→ **Exercise goal**: Where the string "they" appears in a line of the data, show that line.

→ **Provided data**:
=== Section Start ===

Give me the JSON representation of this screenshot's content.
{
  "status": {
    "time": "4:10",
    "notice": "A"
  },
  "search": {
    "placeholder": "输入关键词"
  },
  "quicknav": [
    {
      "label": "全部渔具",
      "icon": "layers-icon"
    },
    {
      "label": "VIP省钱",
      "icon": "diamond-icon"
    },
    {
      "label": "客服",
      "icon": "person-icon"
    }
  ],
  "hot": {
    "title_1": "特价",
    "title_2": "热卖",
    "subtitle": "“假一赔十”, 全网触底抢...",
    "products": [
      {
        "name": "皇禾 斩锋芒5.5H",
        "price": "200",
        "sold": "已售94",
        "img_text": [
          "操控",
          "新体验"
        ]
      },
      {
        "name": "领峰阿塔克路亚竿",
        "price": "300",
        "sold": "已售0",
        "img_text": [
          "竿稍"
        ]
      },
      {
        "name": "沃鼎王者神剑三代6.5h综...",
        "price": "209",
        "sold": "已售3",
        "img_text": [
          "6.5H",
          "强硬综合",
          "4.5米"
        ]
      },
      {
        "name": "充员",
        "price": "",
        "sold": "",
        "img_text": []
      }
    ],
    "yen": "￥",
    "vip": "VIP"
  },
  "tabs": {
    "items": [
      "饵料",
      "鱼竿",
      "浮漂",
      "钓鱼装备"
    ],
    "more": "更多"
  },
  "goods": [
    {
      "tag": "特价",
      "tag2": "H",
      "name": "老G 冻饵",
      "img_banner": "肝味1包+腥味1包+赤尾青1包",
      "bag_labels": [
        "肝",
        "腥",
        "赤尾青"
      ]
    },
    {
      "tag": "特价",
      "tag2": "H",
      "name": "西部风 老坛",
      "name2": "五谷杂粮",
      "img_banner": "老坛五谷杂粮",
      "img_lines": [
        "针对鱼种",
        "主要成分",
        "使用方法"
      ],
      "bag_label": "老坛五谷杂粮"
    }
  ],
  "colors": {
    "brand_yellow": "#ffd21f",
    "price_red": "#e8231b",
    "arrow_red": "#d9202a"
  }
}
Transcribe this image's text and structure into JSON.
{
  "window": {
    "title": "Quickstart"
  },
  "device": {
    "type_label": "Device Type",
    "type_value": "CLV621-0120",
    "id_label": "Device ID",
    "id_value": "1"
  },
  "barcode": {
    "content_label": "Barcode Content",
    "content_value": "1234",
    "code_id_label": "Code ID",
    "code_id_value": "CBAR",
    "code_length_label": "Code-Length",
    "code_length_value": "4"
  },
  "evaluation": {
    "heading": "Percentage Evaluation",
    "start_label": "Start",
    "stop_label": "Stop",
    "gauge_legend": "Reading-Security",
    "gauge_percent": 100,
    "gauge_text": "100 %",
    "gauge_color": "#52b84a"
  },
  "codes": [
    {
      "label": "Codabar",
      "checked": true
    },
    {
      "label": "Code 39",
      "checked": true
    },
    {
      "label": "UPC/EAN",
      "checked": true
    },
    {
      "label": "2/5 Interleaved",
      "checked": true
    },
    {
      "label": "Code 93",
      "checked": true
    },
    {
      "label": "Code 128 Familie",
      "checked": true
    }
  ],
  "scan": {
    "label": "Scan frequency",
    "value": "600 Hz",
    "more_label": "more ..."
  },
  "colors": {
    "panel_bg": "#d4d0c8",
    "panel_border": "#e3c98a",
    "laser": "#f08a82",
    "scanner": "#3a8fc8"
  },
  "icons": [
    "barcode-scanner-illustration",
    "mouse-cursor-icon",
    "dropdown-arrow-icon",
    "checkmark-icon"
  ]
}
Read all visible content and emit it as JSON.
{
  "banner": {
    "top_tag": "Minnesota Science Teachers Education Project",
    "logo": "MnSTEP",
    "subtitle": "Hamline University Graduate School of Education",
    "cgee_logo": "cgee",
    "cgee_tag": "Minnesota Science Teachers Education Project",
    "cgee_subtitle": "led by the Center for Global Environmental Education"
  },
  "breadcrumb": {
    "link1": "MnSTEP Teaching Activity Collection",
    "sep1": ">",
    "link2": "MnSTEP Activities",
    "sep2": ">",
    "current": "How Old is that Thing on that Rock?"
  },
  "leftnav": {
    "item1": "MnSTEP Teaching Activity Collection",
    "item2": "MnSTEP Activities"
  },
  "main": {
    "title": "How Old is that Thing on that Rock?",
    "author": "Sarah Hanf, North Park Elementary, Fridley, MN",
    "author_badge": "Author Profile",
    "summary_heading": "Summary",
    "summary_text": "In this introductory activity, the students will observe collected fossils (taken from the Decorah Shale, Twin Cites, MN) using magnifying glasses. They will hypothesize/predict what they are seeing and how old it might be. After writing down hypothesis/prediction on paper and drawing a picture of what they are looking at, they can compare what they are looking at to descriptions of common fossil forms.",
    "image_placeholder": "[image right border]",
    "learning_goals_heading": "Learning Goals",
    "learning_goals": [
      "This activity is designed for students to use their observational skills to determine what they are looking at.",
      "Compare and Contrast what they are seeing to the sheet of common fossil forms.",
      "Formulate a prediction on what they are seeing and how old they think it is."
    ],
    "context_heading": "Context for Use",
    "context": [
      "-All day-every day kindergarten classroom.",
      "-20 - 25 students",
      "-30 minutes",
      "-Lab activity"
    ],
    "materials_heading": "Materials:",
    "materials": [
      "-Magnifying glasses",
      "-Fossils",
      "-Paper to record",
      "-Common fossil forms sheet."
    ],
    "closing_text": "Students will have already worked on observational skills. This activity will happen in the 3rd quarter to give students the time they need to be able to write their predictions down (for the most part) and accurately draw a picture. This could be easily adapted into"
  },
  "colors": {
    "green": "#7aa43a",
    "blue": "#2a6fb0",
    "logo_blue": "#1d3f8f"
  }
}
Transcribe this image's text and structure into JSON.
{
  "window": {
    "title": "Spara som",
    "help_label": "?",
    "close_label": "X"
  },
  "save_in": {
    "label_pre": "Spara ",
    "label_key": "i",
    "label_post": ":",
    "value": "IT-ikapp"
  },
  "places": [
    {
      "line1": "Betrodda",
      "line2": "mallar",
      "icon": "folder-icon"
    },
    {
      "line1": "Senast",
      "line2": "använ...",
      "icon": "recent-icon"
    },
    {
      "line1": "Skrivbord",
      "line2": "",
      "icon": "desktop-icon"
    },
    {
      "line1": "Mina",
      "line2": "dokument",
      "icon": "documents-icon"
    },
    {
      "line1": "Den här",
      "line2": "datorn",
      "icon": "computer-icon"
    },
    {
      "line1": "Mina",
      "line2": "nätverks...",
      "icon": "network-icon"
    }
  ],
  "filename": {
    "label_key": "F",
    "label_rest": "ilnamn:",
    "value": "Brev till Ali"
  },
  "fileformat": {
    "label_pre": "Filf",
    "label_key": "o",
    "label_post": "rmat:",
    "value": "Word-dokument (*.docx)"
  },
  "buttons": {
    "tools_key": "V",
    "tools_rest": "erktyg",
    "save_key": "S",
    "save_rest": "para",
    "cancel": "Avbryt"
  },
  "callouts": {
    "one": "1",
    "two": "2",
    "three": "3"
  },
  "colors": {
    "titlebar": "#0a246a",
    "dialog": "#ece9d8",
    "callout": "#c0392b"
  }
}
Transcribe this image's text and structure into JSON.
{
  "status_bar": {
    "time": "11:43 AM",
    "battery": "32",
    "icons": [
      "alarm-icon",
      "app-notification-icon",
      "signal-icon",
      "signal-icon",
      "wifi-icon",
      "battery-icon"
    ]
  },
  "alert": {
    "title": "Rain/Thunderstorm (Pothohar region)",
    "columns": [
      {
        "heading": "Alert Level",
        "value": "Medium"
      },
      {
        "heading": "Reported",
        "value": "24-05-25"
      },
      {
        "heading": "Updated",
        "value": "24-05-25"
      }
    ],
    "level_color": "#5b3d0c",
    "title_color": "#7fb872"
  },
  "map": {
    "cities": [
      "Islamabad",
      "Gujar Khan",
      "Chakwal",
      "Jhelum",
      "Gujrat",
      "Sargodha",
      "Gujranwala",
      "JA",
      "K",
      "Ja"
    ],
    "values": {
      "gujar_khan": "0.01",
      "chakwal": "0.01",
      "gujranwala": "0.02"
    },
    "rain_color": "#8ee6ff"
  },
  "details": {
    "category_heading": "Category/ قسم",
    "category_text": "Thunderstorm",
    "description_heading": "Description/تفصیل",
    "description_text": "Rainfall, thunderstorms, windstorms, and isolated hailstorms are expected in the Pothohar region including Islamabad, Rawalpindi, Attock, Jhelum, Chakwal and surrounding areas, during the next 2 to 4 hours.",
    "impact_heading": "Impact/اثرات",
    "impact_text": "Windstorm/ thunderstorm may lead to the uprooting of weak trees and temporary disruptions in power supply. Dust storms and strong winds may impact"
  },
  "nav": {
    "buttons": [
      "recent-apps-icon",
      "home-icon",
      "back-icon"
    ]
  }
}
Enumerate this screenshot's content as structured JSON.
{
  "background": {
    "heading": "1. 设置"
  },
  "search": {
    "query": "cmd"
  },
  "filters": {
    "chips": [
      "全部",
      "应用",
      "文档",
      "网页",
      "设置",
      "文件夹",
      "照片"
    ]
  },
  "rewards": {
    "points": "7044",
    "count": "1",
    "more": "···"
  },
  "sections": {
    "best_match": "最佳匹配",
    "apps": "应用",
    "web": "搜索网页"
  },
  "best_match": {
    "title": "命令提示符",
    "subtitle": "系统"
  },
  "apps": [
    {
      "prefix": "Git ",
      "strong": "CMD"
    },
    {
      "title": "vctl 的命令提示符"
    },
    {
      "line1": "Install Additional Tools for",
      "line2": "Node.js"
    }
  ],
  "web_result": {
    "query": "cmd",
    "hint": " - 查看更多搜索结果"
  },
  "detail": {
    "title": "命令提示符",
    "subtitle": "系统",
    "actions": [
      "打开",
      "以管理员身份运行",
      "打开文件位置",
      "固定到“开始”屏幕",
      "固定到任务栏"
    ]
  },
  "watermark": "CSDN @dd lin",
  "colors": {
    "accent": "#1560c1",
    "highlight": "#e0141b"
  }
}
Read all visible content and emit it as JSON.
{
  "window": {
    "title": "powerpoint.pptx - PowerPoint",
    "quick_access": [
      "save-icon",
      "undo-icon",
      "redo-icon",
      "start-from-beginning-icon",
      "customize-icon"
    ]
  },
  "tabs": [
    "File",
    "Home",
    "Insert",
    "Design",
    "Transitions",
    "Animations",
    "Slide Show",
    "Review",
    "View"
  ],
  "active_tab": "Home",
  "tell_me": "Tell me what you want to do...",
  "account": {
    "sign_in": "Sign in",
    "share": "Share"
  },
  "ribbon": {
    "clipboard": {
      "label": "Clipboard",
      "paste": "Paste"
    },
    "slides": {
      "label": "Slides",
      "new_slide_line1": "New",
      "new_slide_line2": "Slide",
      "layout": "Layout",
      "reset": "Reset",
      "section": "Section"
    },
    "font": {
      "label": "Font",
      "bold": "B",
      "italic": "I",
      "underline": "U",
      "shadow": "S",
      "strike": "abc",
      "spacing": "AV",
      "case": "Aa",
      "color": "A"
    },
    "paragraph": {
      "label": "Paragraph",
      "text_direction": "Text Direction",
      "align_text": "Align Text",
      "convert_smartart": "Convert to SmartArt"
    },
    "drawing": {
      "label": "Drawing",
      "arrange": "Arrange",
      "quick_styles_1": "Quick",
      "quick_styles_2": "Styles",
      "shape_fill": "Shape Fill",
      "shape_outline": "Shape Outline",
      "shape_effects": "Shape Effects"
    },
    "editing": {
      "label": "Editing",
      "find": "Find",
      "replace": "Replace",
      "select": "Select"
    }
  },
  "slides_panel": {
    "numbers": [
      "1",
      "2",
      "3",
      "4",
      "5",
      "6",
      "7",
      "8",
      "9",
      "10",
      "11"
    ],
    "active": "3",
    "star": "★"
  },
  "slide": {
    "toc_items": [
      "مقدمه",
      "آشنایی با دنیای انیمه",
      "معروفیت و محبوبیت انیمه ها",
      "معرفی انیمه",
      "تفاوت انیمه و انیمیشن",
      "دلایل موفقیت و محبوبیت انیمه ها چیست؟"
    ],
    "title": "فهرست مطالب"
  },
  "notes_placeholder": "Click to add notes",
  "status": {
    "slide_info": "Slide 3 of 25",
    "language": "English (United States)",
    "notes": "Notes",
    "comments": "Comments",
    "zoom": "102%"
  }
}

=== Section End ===

→ **Response for this exercise**:
    "summary_text": "In this introductory activity, the students will observe collected fossils (taken from the Decorah Shale, Twin Cites, MN) using magnifying glasses. They will hypothesize/predict what they are seeing and how old it might be. After writing down hypothesis/prediction on paper and drawing a picture of what they are looking at, they can compare what they are looking at to descriptions of common fossil forms.",
      "This activity is designed for students to use their observational skills to determine what they are looking at.",
      "Compare and Contrast what they are seeing to the sheet of common fossil forms.",
      "Formulate a prediction on what they are seeing and how old they think it is."
    "closing_text": "Students will have already worked on observational skills. This activity will happen in the 3rd quarter to give students the time they need to be able to write their predictions down (for the most part) and accurately draw a picture. This could be easily adapted into"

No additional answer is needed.